It was still about an hour until sunset when we pulled in, and we didn't really know what to do.  We started scoping some ducks.  Pintails, pintails, more pintails...  I pulled up my phone and checked the Carolinabirds listserv.  "Ash-Throated Flycatcher... Milltail Road".  The words jumped out at me.  It said that the flycatcher was close to the maintenance buildings.  Wait, the maintenance buildings just behind me!?  I was only 300 yards from a rare Southwestern flycatcher!

We high-tailed it down the road, and almost immediately heard this little Myiarchus calling.  But where was it?  It was too deep in the trees to see.  Aghhh!!!  I hate heard-only's.  We eventually gave up and slowly drove back down the road.  A flycatcher shape caught my eye from the roadside.  Wait - was that it?  It was!  I grabbed my camera and bolted out of the car.  The little guy proved quite cooperative, landing just a few feet from me at one point.  Definitely an unexpected surprise!

Ash-throated Flycatcher

The flycatcher flew back into the forest, and we started patrolling the road for owls.  Northern Harriers were seemingly everywhere.  The sun slipped behind the horizon.  We were running out of time.  On our way out, a large bird slipped across the road in front of us.  A Short-eared Owl.  It glided smoothly over the field right next to our truck.  An incredible end to an incredible, rarity-filled day.  What would the next day bring?
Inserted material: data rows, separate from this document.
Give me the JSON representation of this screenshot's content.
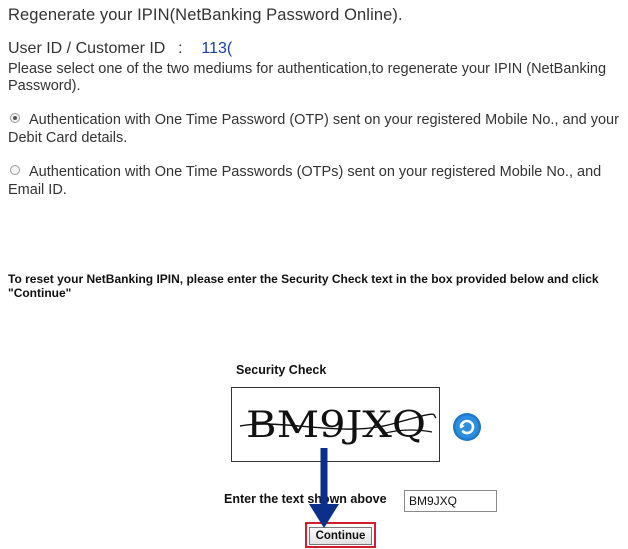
{
  "page": {
    "title": "Regenerate your IPIN(NetBanking Password Online)."
  },
  "user": {
    "label": "User ID / Customer ID",
    "separator": ":",
    "value": "113("
  },
  "instructions": "Please select one of the two mediums for authentication,to regenerate your IPIN (NetBanking Password).",
  "auth_options": [
    {
      "label": "Authentication with One Time Password (OTP) sent on your registered Mobile No., and your Debit Card details.",
      "selected": true
    },
    {
      "label": "Authentication with One Time Passwords (OTPs) sent on your registered Mobile No., and Email ID.",
      "selected": false
    }
  ],
  "reset_note": "To reset your NetBanking IPIN, please enter the Security Check text in the box provided below and click \"Continue\"",
  "security_check": {
    "label": "Security Check",
    "captcha_text": "BM9JXQ",
    "refresh_icon": "refresh-icon",
    "enter_label": "Enter the text shown above",
    "input_value": "BM9JXQ"
  },
  "continue_label": "Continue",
  "colors": {
    "user_id_value": "#1a3e9c",
    "highlight_border": "#d21f2b",
    "arrow": "#0b2f8a",
    "refresh_icon": "#1f78c8"
  },
  "annotations": {
    "arrow_icon": "arrow-down-icon"
  }
}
Saturday, December 21, 2013

Seeing Rufous

Rufous Hummingbirds breed in the Northwest, from high elevations in the Rockies up along the Pacific Coast, all the way to southeast Alaska.  They range further north than any other hummingbird species.  Increasingly, these birds have foregone their typical wintering grounds in Mexico for the American South.  More and more feeders are put out every winter, and more and more Rufous Hummingbirds (and other hummers, in lesser numbers) are found in North Carolina.  
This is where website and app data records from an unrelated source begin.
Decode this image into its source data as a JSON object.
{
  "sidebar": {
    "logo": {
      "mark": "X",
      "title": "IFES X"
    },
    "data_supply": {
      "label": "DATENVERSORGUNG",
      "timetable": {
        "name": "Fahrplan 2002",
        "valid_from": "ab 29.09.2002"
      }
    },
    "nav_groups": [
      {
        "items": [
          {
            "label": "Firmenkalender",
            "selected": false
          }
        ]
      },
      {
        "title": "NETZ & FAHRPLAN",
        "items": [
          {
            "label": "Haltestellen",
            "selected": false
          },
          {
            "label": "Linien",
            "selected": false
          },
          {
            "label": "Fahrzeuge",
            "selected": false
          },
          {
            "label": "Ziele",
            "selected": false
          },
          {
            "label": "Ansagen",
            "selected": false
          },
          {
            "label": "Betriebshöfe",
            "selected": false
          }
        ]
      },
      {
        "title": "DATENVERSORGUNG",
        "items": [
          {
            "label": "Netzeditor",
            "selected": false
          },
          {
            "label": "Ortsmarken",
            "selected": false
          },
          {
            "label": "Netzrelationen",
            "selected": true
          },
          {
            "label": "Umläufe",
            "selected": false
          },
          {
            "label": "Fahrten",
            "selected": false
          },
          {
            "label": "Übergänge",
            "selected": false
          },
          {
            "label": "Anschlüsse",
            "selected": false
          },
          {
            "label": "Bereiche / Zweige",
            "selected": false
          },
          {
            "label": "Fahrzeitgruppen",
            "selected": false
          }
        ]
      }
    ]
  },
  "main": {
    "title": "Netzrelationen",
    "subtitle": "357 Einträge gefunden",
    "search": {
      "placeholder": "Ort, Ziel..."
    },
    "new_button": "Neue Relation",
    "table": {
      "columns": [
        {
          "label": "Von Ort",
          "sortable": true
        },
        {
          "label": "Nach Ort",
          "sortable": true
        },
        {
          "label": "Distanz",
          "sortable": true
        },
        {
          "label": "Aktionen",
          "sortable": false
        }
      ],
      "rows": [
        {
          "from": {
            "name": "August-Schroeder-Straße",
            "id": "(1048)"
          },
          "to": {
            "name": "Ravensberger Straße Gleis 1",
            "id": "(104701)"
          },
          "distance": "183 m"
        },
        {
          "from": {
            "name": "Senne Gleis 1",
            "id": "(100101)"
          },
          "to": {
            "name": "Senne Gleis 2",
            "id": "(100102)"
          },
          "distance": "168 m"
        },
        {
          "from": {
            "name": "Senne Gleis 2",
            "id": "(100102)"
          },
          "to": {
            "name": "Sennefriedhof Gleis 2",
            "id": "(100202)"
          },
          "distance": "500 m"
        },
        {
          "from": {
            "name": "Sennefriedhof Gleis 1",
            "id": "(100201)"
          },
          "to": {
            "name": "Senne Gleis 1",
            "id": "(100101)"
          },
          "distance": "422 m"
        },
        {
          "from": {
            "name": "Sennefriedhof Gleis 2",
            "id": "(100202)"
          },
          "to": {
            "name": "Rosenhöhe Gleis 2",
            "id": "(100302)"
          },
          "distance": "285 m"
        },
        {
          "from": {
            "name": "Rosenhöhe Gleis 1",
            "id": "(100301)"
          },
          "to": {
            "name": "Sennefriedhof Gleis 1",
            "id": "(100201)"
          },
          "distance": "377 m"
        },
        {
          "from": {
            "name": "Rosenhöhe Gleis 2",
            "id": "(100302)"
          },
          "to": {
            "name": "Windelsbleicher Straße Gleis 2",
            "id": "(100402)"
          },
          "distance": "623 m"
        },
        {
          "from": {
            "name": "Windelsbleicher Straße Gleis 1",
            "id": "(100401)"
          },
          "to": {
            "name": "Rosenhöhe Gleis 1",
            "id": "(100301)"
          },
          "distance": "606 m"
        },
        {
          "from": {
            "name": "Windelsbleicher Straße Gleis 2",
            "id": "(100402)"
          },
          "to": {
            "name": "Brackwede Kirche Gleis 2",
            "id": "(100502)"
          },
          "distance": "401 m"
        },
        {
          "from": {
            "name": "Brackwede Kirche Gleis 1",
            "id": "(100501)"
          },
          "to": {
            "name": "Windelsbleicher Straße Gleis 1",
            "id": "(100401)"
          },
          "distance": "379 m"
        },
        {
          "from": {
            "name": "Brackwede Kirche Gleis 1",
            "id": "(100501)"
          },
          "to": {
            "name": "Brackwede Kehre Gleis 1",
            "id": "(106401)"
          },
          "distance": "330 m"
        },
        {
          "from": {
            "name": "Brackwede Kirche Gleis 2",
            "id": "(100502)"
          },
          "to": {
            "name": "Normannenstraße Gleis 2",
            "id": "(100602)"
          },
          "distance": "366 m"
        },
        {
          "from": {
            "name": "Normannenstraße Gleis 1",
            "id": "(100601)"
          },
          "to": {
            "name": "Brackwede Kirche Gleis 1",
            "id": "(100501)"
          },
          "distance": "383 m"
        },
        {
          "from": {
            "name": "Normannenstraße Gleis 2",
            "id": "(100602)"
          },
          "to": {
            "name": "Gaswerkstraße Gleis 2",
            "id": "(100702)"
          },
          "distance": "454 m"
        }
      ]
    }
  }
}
The cooperative immature male Rufous Hummingbird.
I was lucky enough to see one Saturday morning, on the shortest day of the year.  Lena Gallitano was gracious enough to allow myself and my usual counterparts, Sam and Edward, to visit her home, where she has two Rufous Hummingbirds visiting her feeders.  She has an amazingly "birdy" yard, filled with feeders of all kinds.  We saw both hummers almost immediately after arriving - a female and an immature male.  The male bird gave us excellent looks - we admired his beautiful rusty-red plumage.  Rufous Hummingbird makes 190 species of birds for me in Wake County this year - a number I couldn't have imagined back in January.  
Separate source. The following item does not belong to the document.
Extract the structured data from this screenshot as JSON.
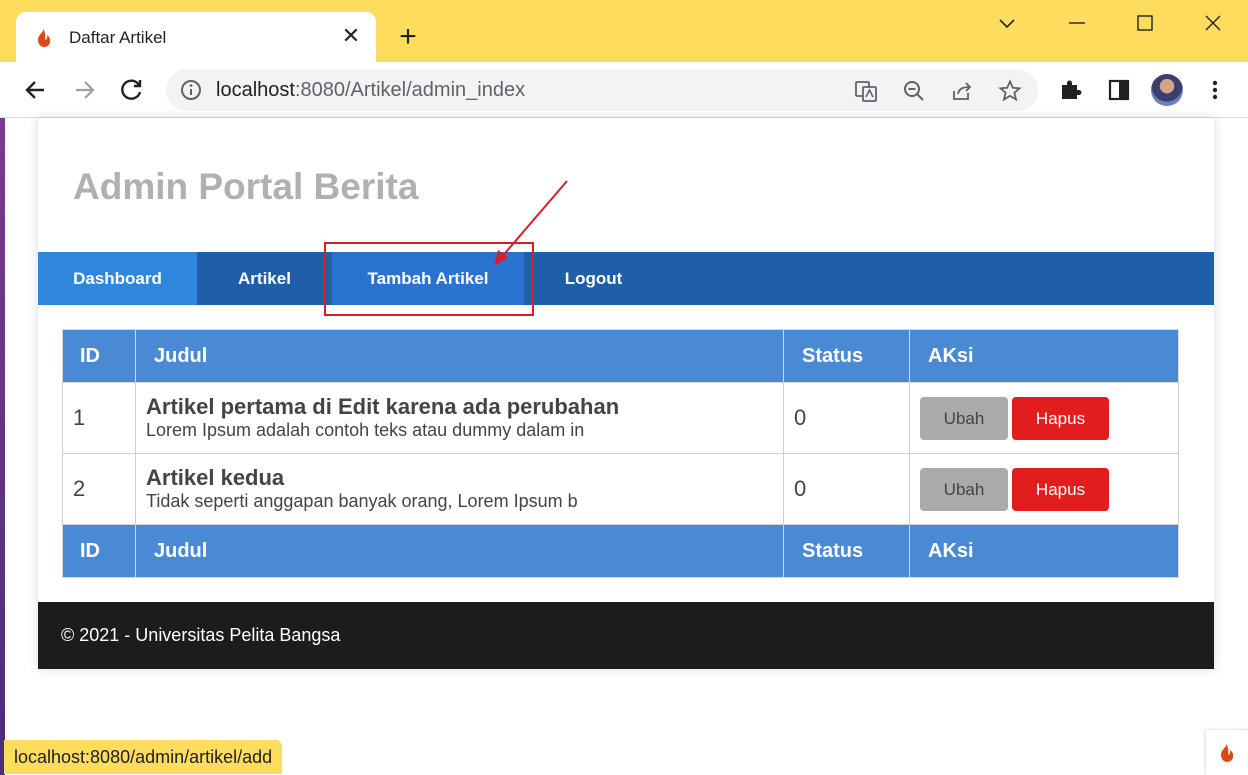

On our way back through Lena's yard, we looked up to see a striking male Baltimore Oriole sitting in a tree.  I'm always shocked at just how orange orioles are - they almost glow.  The three of us couldn't have been happier.  It looks like I'll be heading to the Outer Banks in a few days, hoping to pick up a few last-minute birds before the year is over.  Stay tuned!
Baltimore Oriole - another terrible photo of a really cool bird.

Sunday, December 8, 2013

Bittern At Last

The American Bittern at Prairie Ridge was still being reported.  And I still hadn't seen it.  I really wanted the chance to photograph this bird, and to take some videos.  On Saturday after a quick stop at Lake Crabtree, where I saw a snipe and a few ducks, I decided to give Botaurus lentiginosus another shot.  
Eastern Phoebe at Lake Crabtree's Southport Entrance (in an industrial park).  I would post the snipe photo, but it is actually really terrible and it looks like a mud clod.  But it wasn't a mud clod.  I promise.
I walked over the ridge and descended toward the pond.  There was a group of three birders already there - this is certainly a popular bird!  They were all looking intently into a brushy area.  I hoped that was a good sign.  

It was.  The bittern was just a few yards away, hunkered down in the woody brush near the pond.  I spent about an hour observing it slowly and stealthily feed on tadpoles.  It was well worth my third trip out there to see this spectacular bird.  For my video, click here.

The Prairie Ridge Bittern, finally!

Right at home.